Tuesday, February 3, 2015
379. Research on China and Our Founding Fathers
The following is from Dr. Wilton Dillon's new book, Smithsonian Stories: Chronicle of a Golden Age, 1964-1984, published by Transaction Publishers, 2015. Dr. Wilton Dillon is well-known anthropologist in the world. He is f"ormer president of the Institute for Intercultural Studies (founded by Margaret Mead) at the American Museum of Natural History in New York and senior scholar emeritus at the Smithsonian Institution. His four Smithsonian decades drew upon earlier experience as a soldier, journalist, college teacher, foundation executive, and science diplomat. He is a graduate of University of California, Berkeley, and holds a Ph.D. in Anthropology from Columbia University. Additionally, he was honored by the French government with the Chevalier des arts et des lettres, in part, for his book Gifts and Nations. "
I should let my readers know that Dr. Dave Wang has felt that he was flattered by Dr. Dillon's introduction to his research on US founders and China.
"I met Dave Wang at an Aspen Institute meeting of Friends of Franklin. Meeting this Chinese scholar from St. Johns University in New York opened up a floodgate of new insights about Chinese influence on our founding fathers and colonial North America. Prof. Wang travels the world now to share his new findings.

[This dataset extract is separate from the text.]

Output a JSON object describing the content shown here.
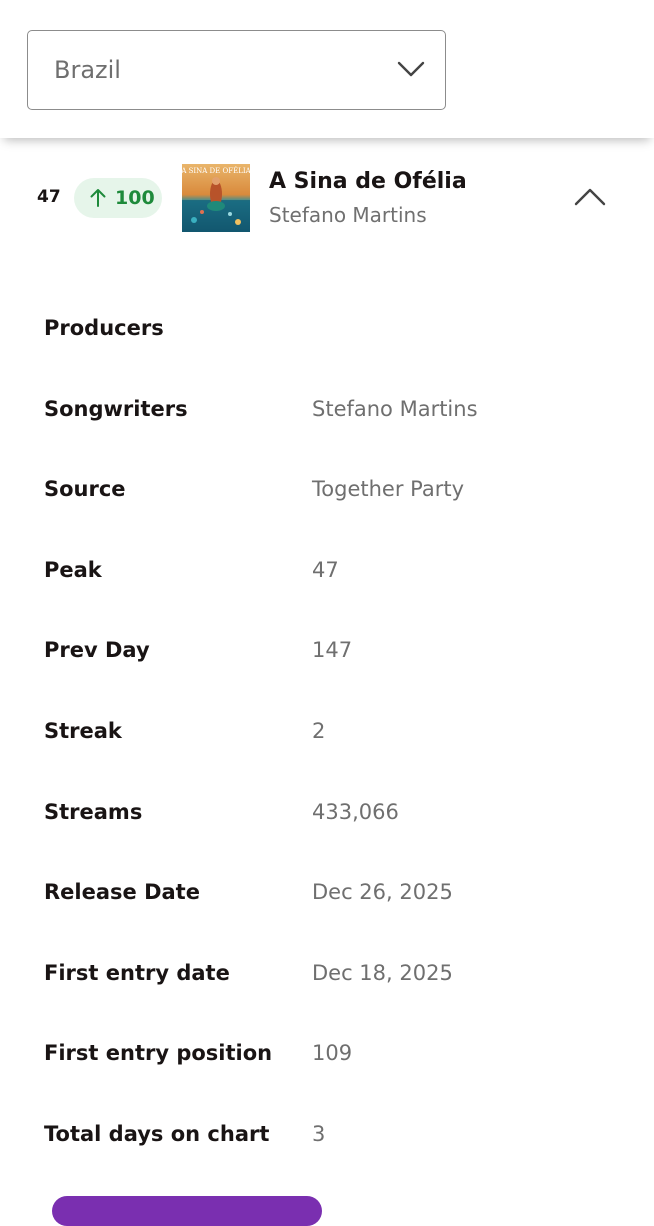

I have given copies of some of his papers to former US senators Larry Pressler, Republican from South Dakota, and Harris Wofford, Democrats from Pennsylvania, when they lectured in China on "the two party system." Celebrating one nation's cultural gifts to another--and especially, the capacity to receive--makes for good diplomacy.

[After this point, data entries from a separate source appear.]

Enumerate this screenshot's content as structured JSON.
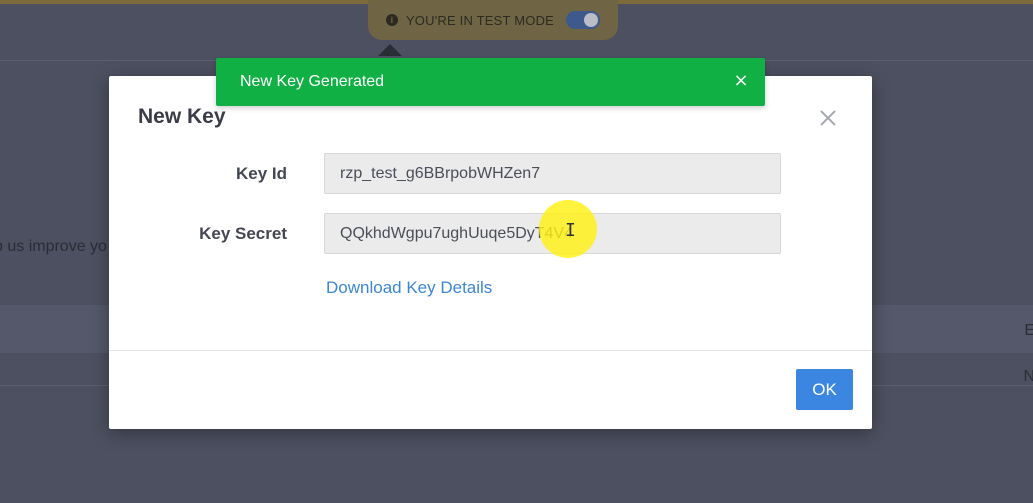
{
  "background": {
    "partial_text": "p us improve yo",
    "right_letter_1": "E",
    "right_letter_2": "N"
  },
  "test_banner": {
    "info_icon": "i",
    "text": "YOU'RE IN TEST MODE",
    "toggle_on": true
  },
  "toast": {
    "message": "New Key Generated",
    "close_glyph": "×",
    "color": "#10b044"
  },
  "modal": {
    "title": "New Key",
    "fields": [
      {
        "label": "Key Id",
        "value": "rzp_test_g6BBrpobWHZen7"
      },
      {
        "label": "Key Secret",
        "value": "QQkhdWgpu7ughUuqe5DyT4V4"
      }
    ],
    "download_link": "Download Key Details",
    "ok_label": "OK"
  },
  "colors": {
    "accent": "#3b86e0",
    "link": "#3d86d4",
    "overlay": "#4d5060"
  }
}
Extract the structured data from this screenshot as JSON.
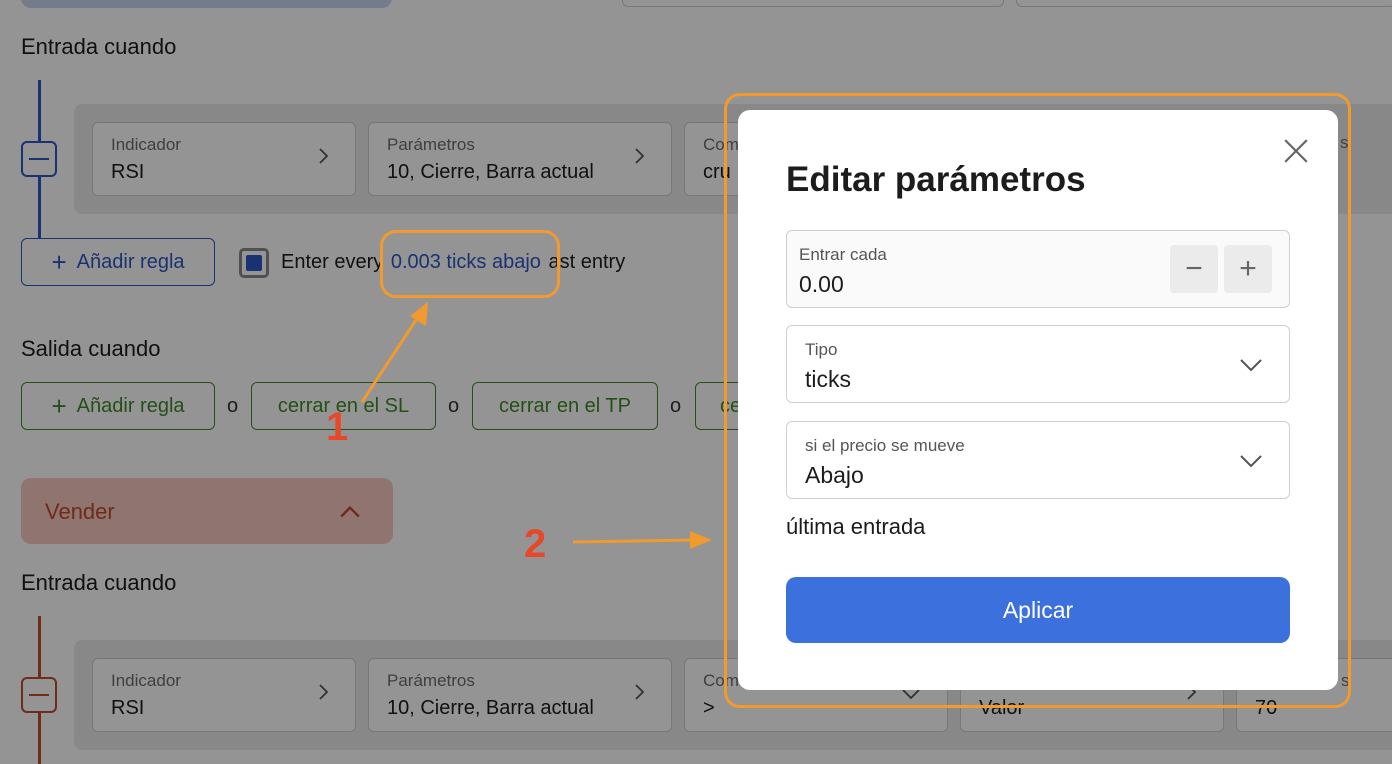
{
  "buy_section": {
    "entry_title": "Entrada cuando",
    "rule": {
      "indicator_label": "Indicador",
      "indicator_value": "RSI",
      "params_label": "Parámetros",
      "params_value": "10, Cierre, Barra actual",
      "compare_label_partial": "Com",
      "compare_value_partial": "cru"
    },
    "add_rule_label": "Añadir regla",
    "enter_every_prefix": "Enter every",
    "enter_every_link": "0.003 ticks abajo",
    "enter_every_suffix": "ast entry",
    "exit_title": "Salida cuando",
    "exit_add_rule_label": "Añadir regla",
    "or_label": "o",
    "close_sl_label": "cerrar en el SL",
    "close_tp_label": "cerrar en el TP",
    "partial_chip_label": "ce"
  },
  "sell_section": {
    "header_label": "Vender",
    "entry_title": "Entrada cuando",
    "rule": {
      "indicator_label": "Indicador",
      "indicator_value": "RSI",
      "params_label": "Parámetros",
      "params_value": "10, Cierre, Barra actual",
      "compare_label_partial": "Com",
      "compare_value": ">",
      "value_partial": "Valor",
      "number_partial": "70"
    }
  },
  "partial_right_label": "s",
  "modal": {
    "title": "Editar parámetros",
    "enter_every_label": "Entrar cada",
    "enter_every_value": "0.00",
    "decrement_symbol": "−",
    "increment_symbol": "+",
    "type_label": "Tipo",
    "type_value": "ticks",
    "direction_label": "si el precio se mueve",
    "direction_value": "Abajo",
    "last_entry_text": "última entrada",
    "apply_label": "Aplicar"
  },
  "annotations": {
    "marker_1": "1",
    "marker_2": "2",
    "color": "#f29a2e",
    "number_color": "#e8472a"
  },
  "colors": {
    "buy_accent": "#2f57c4",
    "exit_accent": "#3f8a2a",
    "sell_accent": "#c24a2c",
    "apply_button": "#3c70dc"
  }
}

'How China Helped to Shape American Culture: The Founding Fathers and Chinese Civilization' is the tile of Wang's 2010 summary of his findings, published in Virginia Review of Asian Studies (2010). Confucian philosophy, tea, porcelain, wallpaper, rhubarb, soybeans, house heating, canal and ship building, ideas about reason, rocketry, and alternative medicine were among many cultural contributions coming from China. Franklin designed a wooden wall inspired by the Great Wall to protect Philadelphia from Indians after the French and Indian War. Jefferson's architecture showed hints of Chinese design. Wang traces Chinese influence on Thomas Paine, John Bartram, Benjamin Rush, and Jedidiah Morse, among others.
His essay starts with a quote from President Barack Obama in his July 27, 2009 remarks at the US-China Strategic and Economic Dialogue:
Americans know the richness of China's history because it helped to shape the world and it helped to shape America. We know the talent of the Chinese people because they have helped to create this great country.
Lines need to be drawn between pandering for political, economic, and security goals on one hand, and historical studies of cultural contact on the other. Western, particularly US influence, has helped to revolutionize Greater China. The Asian idea of yin and yang would help both interdependent parties to feel more comfortable with each other. "